◆ Work request: Without any pictures, restate the full set of records below exactly.

*** Opening Entries provided ***

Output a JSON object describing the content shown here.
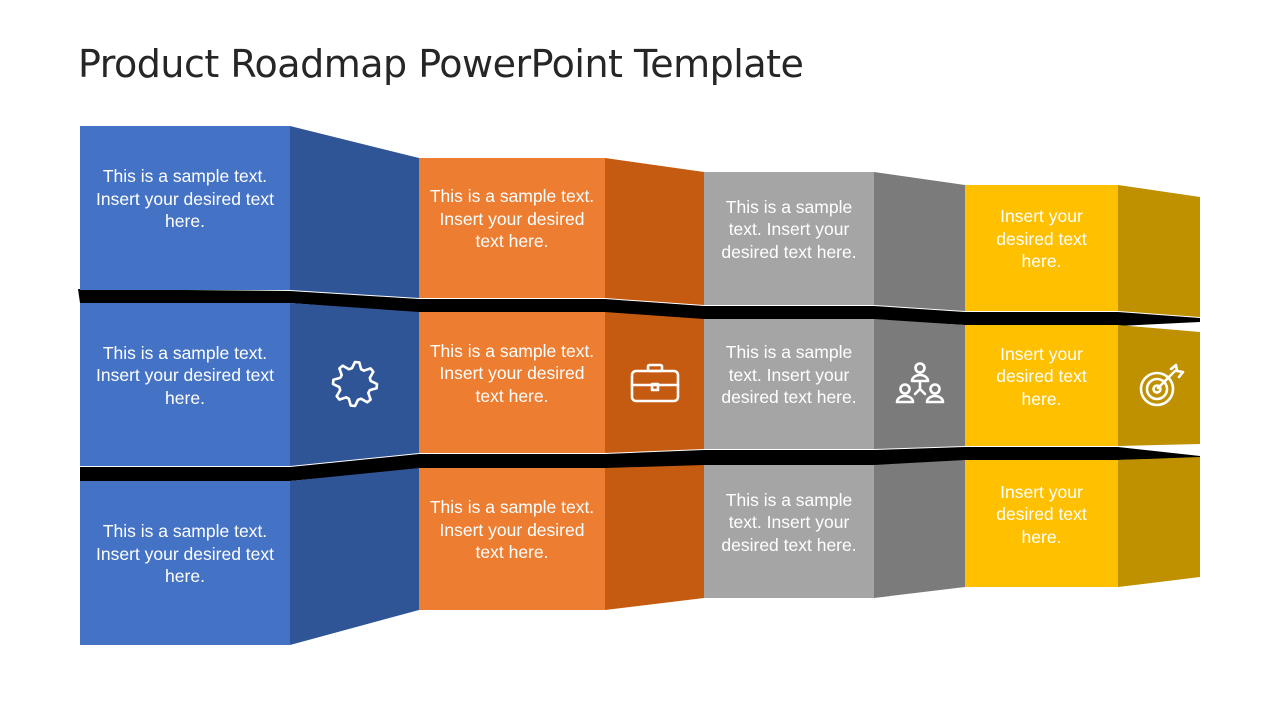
{
  "title": "Product Roadmap PowerPoint Template",
  "colors": {
    "blue_front": "#4472C4",
    "blue_side": "#2F5597",
    "orange_front": "#ED7D31",
    "orange_side": "#C55A11",
    "gray_front": "#A5A5A5",
    "gray_side": "#7B7B7B",
    "yellow_front": "#FFC000",
    "yellow_side": "#BF9000",
    "band": "#000000",
    "text": "#FFFFFF"
  },
  "columns": [
    {
      "name": "blue",
      "icon": "gear-icon",
      "rows": [
        {
          "text": "This is a sample text. Insert your desired text here."
        },
        {
          "text": "This is a sample text. Insert your desired text here."
        },
        {
          "text": "This is a sample text. Insert your desired text here."
        }
      ]
    },
    {
      "name": "orange",
      "icon": "briefcase-icon",
      "rows": [
        {
          "text": "This is a sample text. Insert your desired text here."
        },
        {
          "text": "This is a sample text. Insert your desired text here."
        },
        {
          "text": "This is a sample text. Insert your desired text here."
        }
      ]
    },
    {
      "name": "gray",
      "icon": "team-hierarchy-icon",
      "rows": [
        {
          "text": "This is a sample text. Insert your desired text here."
        },
        {
          "text": "This is a sample text. Insert your desired text here."
        },
        {
          "text": "This is a sample text. Insert your desired text here."
        }
      ]
    },
    {
      "name": "yellow",
      "icon": "target-icon",
      "rows": [
        {
          "text": "Insert your desired text here."
        },
        {
          "text": "Insert your desired text here."
        },
        {
          "text": "Insert your desired text here."
        }
      ]
    }
  ]
}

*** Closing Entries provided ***

◆ Answer for the task:
Output a JSON object describing the content shown here.
{
  "title": "Product Roadmap PowerPoint Template",
  "colors": {
    "blue_front": "#4472C4",
    "blue_side": "#2F5597",
    "orange_front": "#ED7D31",
    "orange_side": "#C55A11",
    "gray_front": "#A5A5A5",
    "gray_side": "#7B7B7B",
    "yellow_front": "#FFC000",
    "yellow_side": "#BF9000",
    "band": "#000000",
    "text": "#FFFFFF"
  },
  "columns": [
    {
      "name": "blue",
      "icon": "gear-icon",
      "rows": [
        {
          "text": "This is a sample text. Insert your desired text here."
        },
        {
          "text": "This is a sample text. Insert your desired text here."
        },
        {
          "text": "This is a sample text. Insert your desired text here."
        }
      ]
    },
    {
      "name": "orange",
      "icon": "briefcase-icon",
      "rows": [
        {
          "text": "This is a sample text. Insert your desired text here."
        },
        {
          "text": "This is a sample text. Insert your desired text here."
        },
        {
          "text": "This is a sample text. Insert your desired text here."
        }
      ]
    },
    {
      "name": "gray",
      "icon": "team-hierarchy-icon",
      "rows": [
        {
          "text": "This is a sample text. Insert your desired text here."
        },
        {
          "text": "This is a sample text. Insert your desired text here."
        },
        {
          "text": "This is a sample text. Insert your desired text here."
        }
      ]
    },
    {
      "name": "yellow",
      "icon": "target-icon",
      "rows": [
        {
          "text": "Insert your desired text here."
        },
        {
          "text": "Insert your desired text here."
        },
        {
          "text": "Insert your desired text here."
        }
      ]
    }
  ]
}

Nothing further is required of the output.